The Psalmists boats, “Do I not hate those who hate you, O Lord? And do I not loathe those who rise up against you? I hate them with perfect hate. I count them my enemies” (Psalm 139:21-22). Hatred, when directed at those we have judged wicked, becomes a sign of religious devotion rather than a grievous sin. The enemy is not loved, but destroyed, not prayed for, but preyed upon.
We can protest religious hatred and violence are sins of the past, but to do so we must ignore current Christian visions of the future. How do we explain the tremendous popularity of the “Left Behind” series of books? These books, which have sold millions of copies have spawned two movies, portray a future in which Evangelical Christians are saved while everyone else is destroyed. They proclaim a Jesus with a sword in hand atop a charging steed, initiating a violent end.
Our violent religious past and expectations of a wrathful future impinge on Christian behavior today. David Beneke, a leader in the Lutheran Church – Missouri Synod, discovered this reality shortly after the September 11 terrorist attacks. He was suspended for eighteen months from his duties and required to defend himself before a variety of denominational panels. His sin was not something as radical as believing in the salvation of all people. His crime was joining with Muslim, Roman Catholic, Jewish, Hindu, and Sikh religious leaders in a prayer service at Yankee Stadium. He was accused of praying with “heathens”. He said “This ordeal reveals the hard side of Christianity”.
If fairness, similar stories abound in other religious traditions. This arrogant exclusivity plagues all the great religions. Adherents of each faith hate the “other” — Christians hate heathens; Muslims hate infidels; Jews hate Gentiles. For many, religion is how we decide who to love and who to hate.
As I have said many times Jesus melted down the Old Testament laws into just two: Love God and Love your fellow man. Hate was not in this mix. Why do so many current day religious institutions base so much of their practices on hate? One thing I love about reading Philip Gulley is that he doesn’t pull any punches. He certainly didn’t in this example. 🙂
I am going to start a series of posts around quotes from some of the many books I have read. One of the favorites is the book “If God is Love” by Philip Gulley. Here is the quote for today:
When Jesus redefined kinship, he was challenging their exclusive circle by declaring that anyone in any place who did the will of God regardless of social standing or religious affiliation, was his brother or sister. Kinship is not a matter of racial, religious, or cultural conformity. It was the by-product of a commitment of the will of God — to love and care for all.
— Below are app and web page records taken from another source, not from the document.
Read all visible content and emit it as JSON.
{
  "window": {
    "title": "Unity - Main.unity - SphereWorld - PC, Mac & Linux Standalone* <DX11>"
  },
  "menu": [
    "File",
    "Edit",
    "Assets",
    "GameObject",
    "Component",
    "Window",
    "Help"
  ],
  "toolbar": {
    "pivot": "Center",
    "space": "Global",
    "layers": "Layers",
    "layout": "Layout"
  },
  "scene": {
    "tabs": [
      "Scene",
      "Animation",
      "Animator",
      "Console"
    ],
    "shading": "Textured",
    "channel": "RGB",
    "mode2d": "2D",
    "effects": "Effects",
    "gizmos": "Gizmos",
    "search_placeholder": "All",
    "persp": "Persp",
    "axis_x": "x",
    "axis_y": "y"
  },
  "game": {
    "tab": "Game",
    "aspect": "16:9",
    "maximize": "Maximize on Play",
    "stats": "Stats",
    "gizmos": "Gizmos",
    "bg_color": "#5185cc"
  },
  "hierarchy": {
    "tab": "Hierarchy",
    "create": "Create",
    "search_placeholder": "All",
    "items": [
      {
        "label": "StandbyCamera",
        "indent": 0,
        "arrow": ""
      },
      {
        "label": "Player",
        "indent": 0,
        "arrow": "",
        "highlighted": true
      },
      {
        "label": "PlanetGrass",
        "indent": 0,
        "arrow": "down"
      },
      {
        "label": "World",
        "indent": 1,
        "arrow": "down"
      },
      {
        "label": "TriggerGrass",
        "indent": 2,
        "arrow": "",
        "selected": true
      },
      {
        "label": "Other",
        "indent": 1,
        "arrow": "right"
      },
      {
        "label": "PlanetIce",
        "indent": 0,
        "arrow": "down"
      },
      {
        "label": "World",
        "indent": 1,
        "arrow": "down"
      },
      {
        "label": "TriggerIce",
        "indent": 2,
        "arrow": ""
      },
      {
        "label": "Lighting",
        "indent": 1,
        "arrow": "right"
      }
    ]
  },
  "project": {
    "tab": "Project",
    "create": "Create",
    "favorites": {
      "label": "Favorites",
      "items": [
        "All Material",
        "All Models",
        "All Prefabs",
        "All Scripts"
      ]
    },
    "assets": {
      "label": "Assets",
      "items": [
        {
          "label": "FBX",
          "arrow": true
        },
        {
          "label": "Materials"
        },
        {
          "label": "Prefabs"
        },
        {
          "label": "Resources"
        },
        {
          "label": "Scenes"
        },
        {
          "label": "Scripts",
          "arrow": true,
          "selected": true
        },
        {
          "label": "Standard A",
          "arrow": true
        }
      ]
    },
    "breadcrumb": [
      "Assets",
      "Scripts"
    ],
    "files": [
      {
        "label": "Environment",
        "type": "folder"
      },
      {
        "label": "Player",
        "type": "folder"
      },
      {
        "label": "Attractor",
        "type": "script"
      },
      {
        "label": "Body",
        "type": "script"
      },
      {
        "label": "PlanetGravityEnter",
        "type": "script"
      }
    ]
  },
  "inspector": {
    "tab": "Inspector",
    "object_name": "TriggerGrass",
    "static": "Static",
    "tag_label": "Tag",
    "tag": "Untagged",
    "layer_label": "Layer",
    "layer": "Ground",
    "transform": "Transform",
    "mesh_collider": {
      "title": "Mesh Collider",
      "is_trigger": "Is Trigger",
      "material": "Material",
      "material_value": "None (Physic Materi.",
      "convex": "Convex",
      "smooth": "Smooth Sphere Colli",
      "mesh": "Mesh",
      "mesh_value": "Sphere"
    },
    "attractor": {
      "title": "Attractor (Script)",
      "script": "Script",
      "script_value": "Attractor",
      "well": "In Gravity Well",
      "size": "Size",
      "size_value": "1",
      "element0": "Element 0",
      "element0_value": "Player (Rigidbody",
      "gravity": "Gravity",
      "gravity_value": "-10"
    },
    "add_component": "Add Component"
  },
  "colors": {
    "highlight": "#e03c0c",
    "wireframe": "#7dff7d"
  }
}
The theology of love begins with the assumption that all people are God’s cherished children and deserving of love. “We love because he first loved us. Those who say ‘I love God’, and hate their brothers and sisters, are liars, for they do not love a brother or sister who they have seen, cannot love God whom they have not seen” (1 John 4:19-20). Jesus demonstrated his lover for outcasts, those many considered unlovable. Regrettably, many Christians have been unwilling to adopt the ethic of Jesus — a theology of inclusion, acceptance, and love, We’ve been unwilling to love and accept our enemies. We haven’t even be excited about loving our neighbors.
We should all be getting out of our church pews and into the community to re-affirm that we do indeed love our neighbor. We must show the Lord’s love in our lives if we are true followers of Jesus Christ. To hunker down in our church building against the big bad world and wait for the second coming is not what Jesus preached. Jesus was a lover of the unlovable and we should at least attempt to do the same. If we are only willing to allocate those two hours a week on Sunday mornings to God then maybe we should occasionally skip the pews and get out in the community and get our hands dirty!
I must admit that I feel closer to God when I do community service than when I am sitting in a church pew. And that is how it should be.